→ **EXERCISE DIRECTIONS**: Your answer should consist of each line from the data below that contains "Sumi".

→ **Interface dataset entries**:
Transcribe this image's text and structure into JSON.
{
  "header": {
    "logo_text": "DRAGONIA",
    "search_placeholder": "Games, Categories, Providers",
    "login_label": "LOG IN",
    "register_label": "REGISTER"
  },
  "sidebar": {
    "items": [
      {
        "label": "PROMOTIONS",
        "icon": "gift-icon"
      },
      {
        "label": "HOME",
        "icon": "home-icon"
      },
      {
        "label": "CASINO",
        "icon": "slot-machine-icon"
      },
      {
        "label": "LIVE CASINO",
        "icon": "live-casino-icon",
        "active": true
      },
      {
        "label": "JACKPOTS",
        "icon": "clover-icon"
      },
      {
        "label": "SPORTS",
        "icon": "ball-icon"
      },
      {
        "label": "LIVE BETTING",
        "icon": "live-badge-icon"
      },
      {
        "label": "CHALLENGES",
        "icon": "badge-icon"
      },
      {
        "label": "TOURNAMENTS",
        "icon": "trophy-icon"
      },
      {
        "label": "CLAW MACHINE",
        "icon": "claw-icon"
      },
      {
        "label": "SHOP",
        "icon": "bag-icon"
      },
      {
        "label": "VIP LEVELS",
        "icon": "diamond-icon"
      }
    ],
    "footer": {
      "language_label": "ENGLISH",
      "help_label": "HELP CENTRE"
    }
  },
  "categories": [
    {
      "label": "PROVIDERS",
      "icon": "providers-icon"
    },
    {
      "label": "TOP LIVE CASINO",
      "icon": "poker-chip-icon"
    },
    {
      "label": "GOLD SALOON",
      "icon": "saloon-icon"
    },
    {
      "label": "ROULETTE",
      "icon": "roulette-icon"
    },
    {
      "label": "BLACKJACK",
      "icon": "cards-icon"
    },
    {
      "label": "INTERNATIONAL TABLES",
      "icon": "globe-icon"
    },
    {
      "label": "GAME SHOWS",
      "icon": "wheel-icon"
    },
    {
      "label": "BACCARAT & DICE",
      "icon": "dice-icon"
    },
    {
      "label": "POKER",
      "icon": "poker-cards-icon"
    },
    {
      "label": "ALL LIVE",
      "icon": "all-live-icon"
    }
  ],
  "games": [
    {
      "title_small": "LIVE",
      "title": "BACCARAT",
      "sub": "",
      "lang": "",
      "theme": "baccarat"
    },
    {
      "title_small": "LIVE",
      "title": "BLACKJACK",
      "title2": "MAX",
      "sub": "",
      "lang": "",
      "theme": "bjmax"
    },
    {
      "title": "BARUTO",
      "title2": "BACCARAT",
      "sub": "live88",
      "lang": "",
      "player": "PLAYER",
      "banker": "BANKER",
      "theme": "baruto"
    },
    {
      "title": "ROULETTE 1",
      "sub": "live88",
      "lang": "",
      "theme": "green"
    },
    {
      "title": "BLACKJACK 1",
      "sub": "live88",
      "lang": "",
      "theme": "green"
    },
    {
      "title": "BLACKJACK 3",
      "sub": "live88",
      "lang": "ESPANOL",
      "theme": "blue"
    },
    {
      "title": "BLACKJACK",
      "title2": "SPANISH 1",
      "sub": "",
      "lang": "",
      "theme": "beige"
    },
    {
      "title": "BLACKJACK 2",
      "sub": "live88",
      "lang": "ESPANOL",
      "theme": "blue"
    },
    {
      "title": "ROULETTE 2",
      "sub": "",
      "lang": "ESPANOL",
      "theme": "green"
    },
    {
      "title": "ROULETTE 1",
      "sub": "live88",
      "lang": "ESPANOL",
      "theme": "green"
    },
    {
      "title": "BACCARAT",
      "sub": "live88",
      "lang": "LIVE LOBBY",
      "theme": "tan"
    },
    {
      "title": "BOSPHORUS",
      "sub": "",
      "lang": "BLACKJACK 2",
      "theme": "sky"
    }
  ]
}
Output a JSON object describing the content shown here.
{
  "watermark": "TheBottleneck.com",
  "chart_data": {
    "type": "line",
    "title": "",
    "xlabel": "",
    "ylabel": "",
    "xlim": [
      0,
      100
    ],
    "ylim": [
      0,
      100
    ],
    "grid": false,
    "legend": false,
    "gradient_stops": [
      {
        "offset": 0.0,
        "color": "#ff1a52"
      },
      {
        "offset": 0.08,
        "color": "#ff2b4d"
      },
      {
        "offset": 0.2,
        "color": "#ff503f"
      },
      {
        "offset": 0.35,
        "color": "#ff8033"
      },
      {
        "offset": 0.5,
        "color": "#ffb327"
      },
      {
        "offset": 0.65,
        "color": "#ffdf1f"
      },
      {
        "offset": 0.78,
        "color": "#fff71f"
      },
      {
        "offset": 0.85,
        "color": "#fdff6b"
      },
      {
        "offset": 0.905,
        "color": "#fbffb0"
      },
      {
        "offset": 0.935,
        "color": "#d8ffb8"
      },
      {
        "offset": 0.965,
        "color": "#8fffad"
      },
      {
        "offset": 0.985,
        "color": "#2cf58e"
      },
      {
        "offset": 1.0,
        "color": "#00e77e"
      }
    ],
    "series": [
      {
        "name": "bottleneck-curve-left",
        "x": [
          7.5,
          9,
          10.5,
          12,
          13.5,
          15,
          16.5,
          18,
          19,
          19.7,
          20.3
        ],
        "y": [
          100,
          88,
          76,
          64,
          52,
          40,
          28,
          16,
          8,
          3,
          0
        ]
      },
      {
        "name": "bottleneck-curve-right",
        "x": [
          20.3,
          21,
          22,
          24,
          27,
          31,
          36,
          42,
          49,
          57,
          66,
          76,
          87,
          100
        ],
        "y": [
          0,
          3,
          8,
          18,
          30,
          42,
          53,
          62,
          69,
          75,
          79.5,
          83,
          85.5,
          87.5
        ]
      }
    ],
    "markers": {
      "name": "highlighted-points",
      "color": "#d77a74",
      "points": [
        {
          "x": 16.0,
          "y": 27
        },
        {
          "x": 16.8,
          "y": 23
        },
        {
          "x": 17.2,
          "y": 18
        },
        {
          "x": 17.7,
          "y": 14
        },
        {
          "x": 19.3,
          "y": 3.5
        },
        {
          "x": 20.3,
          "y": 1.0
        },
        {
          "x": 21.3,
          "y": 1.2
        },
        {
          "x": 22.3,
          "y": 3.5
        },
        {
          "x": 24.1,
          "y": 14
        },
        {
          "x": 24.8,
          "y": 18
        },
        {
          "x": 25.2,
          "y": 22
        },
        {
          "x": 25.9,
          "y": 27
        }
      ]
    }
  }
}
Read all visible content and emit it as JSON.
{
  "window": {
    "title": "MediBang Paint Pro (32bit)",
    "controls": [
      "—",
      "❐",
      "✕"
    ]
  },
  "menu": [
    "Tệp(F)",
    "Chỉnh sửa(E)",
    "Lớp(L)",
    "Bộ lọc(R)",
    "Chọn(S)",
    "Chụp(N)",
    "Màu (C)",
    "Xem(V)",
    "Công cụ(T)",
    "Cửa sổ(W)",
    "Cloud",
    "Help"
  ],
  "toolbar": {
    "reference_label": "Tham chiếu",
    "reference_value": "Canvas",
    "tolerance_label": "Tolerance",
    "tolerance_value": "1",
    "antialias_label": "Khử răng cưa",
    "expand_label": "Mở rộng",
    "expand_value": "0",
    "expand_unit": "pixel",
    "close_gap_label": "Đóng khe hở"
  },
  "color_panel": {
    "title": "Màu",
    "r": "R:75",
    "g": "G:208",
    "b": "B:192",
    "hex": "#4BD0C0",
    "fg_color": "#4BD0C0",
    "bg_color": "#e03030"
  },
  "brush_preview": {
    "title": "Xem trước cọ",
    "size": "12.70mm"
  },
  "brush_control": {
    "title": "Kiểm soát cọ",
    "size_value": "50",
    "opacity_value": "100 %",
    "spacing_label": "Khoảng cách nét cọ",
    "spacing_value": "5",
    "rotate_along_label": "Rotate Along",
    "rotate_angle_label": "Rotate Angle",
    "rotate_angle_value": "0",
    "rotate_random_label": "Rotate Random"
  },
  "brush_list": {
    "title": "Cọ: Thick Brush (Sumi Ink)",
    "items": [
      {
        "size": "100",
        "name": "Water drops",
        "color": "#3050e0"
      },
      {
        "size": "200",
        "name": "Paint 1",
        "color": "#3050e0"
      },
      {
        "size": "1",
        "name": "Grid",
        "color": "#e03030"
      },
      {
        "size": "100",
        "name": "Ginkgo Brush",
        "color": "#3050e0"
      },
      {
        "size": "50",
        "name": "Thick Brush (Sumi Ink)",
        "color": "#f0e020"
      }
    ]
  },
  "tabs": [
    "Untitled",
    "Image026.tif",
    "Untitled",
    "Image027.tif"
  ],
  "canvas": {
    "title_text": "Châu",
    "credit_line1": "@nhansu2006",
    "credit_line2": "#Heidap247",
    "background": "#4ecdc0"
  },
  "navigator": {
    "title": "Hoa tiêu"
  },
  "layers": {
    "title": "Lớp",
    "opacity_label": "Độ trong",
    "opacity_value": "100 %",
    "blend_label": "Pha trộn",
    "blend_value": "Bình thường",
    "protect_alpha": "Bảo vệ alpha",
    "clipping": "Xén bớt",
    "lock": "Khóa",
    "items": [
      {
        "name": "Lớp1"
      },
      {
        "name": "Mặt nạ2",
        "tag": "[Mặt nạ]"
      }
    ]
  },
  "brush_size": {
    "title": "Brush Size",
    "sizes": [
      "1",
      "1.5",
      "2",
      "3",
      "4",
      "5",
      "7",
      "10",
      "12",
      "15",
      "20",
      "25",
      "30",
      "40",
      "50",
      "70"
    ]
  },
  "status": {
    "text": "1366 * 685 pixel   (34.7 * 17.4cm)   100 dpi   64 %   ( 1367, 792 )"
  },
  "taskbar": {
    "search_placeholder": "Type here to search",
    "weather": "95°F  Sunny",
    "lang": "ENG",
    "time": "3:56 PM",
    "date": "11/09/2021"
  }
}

→ **SOLUTION TO THIS EXERCISE**:
    "title": "Cọ: Thick Brush (Sumi Ink)",
        "name": "Thick Brush (Sumi Ink)",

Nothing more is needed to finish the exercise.